(Required action) Your task is to repeat the entries word for word while leaving out the pictures.

(Provided information)
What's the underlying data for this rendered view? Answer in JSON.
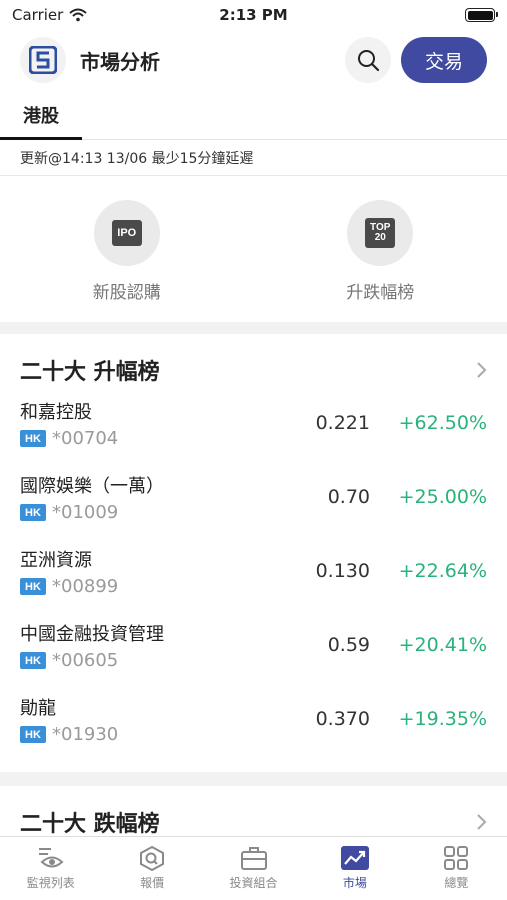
{
  "status_bar": {
    "carrier": "Carrier",
    "time": "2:13 PM"
  },
  "header": {
    "title": "市場分析",
    "trade_label": "交易"
  },
  "tabs": [
    {
      "label": "港股"
    }
  ],
  "update_text": "更新@14:13 13/06 最少15分鐘延遲",
  "shortcuts": [
    {
      "label": "新股認購",
      "badge": "IPO"
    },
    {
      "label": "升跌幅榜",
      "badge_top": "TOP",
      "badge_bottom": "20"
    }
  ],
  "gainers": {
    "title": "二十大 升幅榜",
    "rows": [
      {
        "name": "和嘉控股",
        "tag": "HK",
        "code": "*00704",
        "price": "0.221",
        "change": "+62.50%"
      },
      {
        "name": "國際娛樂（一萬）",
        "tag": "HK",
        "code": "*01009",
        "price": "0.70",
        "change": "+25.00%"
      },
      {
        "name": "亞洲資源",
        "tag": "HK",
        "code": "*00899",
        "price": "0.130",
        "change": "+22.64%"
      },
      {
        "name": "中國金融投資管理",
        "tag": "HK",
        "code": "*00605",
        "price": "0.59",
        "change": "+20.41%"
      },
      {
        "name": "勛龍",
        "tag": "HK",
        "code": "*01930",
        "price": "0.370",
        "change": "+19.35%"
      }
    ]
  },
  "losers": {
    "title": "二十大 跌幅榜"
  },
  "bottom_nav": [
    {
      "label": "監視列表",
      "icon": "watchlist-icon",
      "active": false
    },
    {
      "label": "報價",
      "icon": "quote-icon",
      "active": false
    },
    {
      "label": "投資組合",
      "icon": "portfolio-icon",
      "active": false
    },
    {
      "label": "市場",
      "icon": "market-icon",
      "active": true
    },
    {
      "label": "總覽",
      "icon": "overview-icon",
      "active": false
    }
  ],
  "colors": {
    "accent": "#3f4aa0",
    "gain": "#2ab27b",
    "hk_tag": "#3a8fd9"
  }
}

(Solution for this exercise)
What's the underlying data for this rendered view? Answer in JSON.
{
  "status_bar": {
    "carrier": "Carrier",
    "time": "2:13 PM"
  },
  "header": {
    "title": "市場分析",
    "trade_label": "交易"
  },
  "tabs": [
    {
      "label": "港股"
    }
  ],
  "update_text": "更新@14:13 13/06 最少15分鐘延遲",
  "shortcuts": [
    {
      "label": "新股認購",
      "badge": "IPO"
    },
    {
      "label": "升跌幅榜",
      "badge_top": "TOP",
      "badge_bottom": "20"
    }
  ],
  "gainers": {
    "title": "二十大 升幅榜",
    "rows": [
      {
        "name": "和嘉控股",
        "tag": "HK",
        "code": "*00704",
        "price": "0.221",
        "change": "+62.50%"
      },
      {
        "name": "國際娛樂（一萬）",
        "tag": "HK",
        "code": "*01009",
        "price": "0.70",
        "change": "+25.00%"
      },
      {
        "name": "亞洲資源",
        "tag": "HK",
        "code": "*00899",
        "price": "0.130",
        "change": "+22.64%"
      },
      {
        "name": "中國金融投資管理",
        "tag": "HK",
        "code": "*00605",
        "price": "0.59",
        "change": "+20.41%"
      },
      {
        "name": "勛龍",
        "tag": "HK",
        "code": "*01930",
        "price": "0.370",
        "change": "+19.35%"
      }
    ]
  },
  "losers": {
    "title": "二十大 跌幅榜"
  },
  "bottom_nav": [
    {
      "label": "監視列表",
      "icon": "watchlist-icon",
      "active": false
    },
    {
      "label": "報價",
      "icon": "quote-icon",
      "active": false
    },
    {
      "label": "投資組合",
      "icon": "portfolio-icon",
      "active": false
    },
    {
      "label": "市場",
      "icon": "market-icon",
      "active": true
    },
    {
      "label": "總覽",
      "icon": "overview-icon",
      "active": false
    }
  ],
  "colors": {
    "accent": "#3f4aa0",
    "gain": "#2ab27b",
    "hk_tag": "#3a8fd9"
  }
}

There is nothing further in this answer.